Journal writing is an effective and engaging way for teachers to help students develop a true love of writing. It is a form of reflective writing, where you can use it to consider and respond to something you have read or learned. It is also an exploratory and reflective form of writing, as journals can provide you with an opportunity to explore new ideas and writing strategies, as well as to reflect on what you have learned or read. When you're ready to start writing with a message, you'll read the message, take a moment to think about what you want to say, and then start expressing your thoughts in your journal.
You can write with a fountain pen on a leather-bound book if that inspires you, or you can write with your lucky pencil on the back of dollar bills if you're superstitious and rich. Journal projects assigned in class may include your ideas about daily experiences, reading tasks, current events, or scientific experiments. Students employ a wide range of strategies while writing and use different elements of the writing process appropriately to communicate with different audiences for a variety of purposes. For example, students can write from the perspective of an personified character, such as an animal or other non-human, to personify, research, and learn more about the personified character, and they can write a fictitious version of a diary.

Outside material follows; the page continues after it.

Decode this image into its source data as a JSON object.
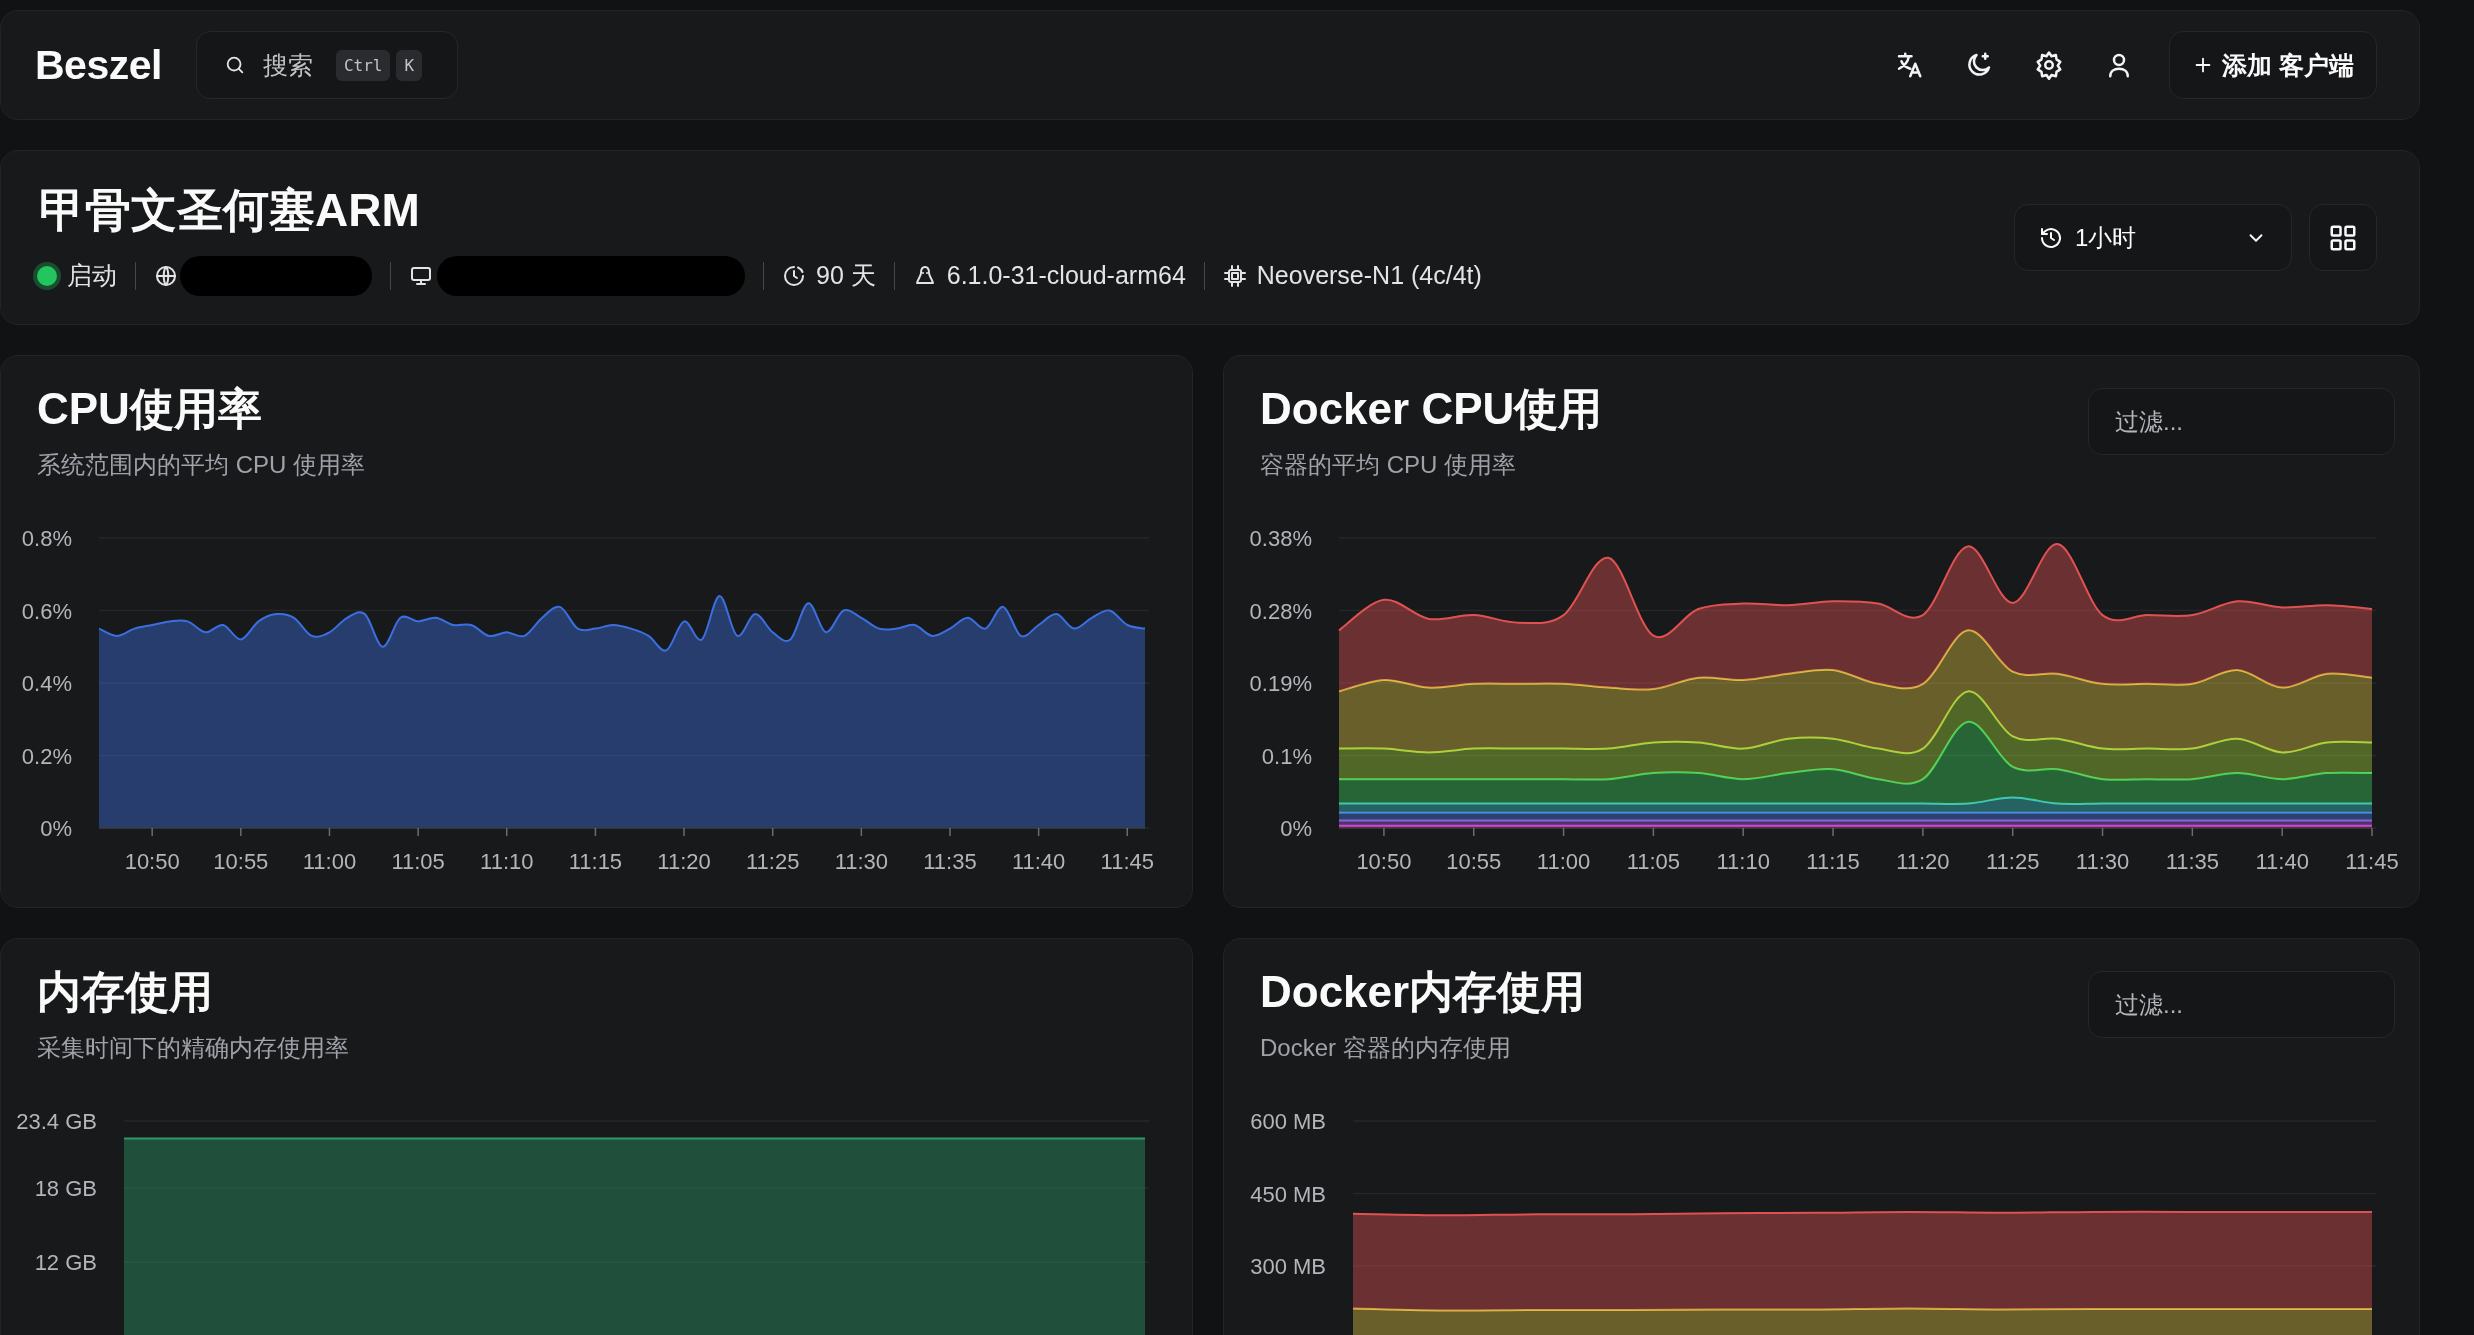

Dictate or write a class journal interactively (see Interactive writing) or in small groups. Some may choose to use a diary or a message to write, use a specific topic or express themselves by drawing. Record student ideas in a group chart titled Our Journal Ideas. Next, take a mini-lesson on how to start sentences to write an interesting diary.
Ask students if they were struck by a phrase from Diary of a Worm that made the diary exciting and fun to read. Make a list on graph paper or on a white board. Re-read the sections of the book to learn more and add them to the list. Take suggestions from students for other interesting phrases to start a journal.
Make a poster titled Sentence Starters in the Journal that students can refer to with the Diary of a Worm Sentence Starters list and their own suggestions. Each student using the Journal Center can keep their journal entry in a manila file folder labeled with their name. Responding to student journals and using teacher-student dialogue journals can also be an effective means of communication and evaluation (Atwell, 199). As a result, students who keep regular journals tend to be more attuned to their feelings, feel more comfortable expressing their opinions, and are more skilled at forming logical and consistent arguments in their writing. Keeping a journal is one of the most effective and engaging ways for teachers to help students develop a true love of writing. The more students write in a journal, the more they can explore ideas for more formal essays and improve their writing skills.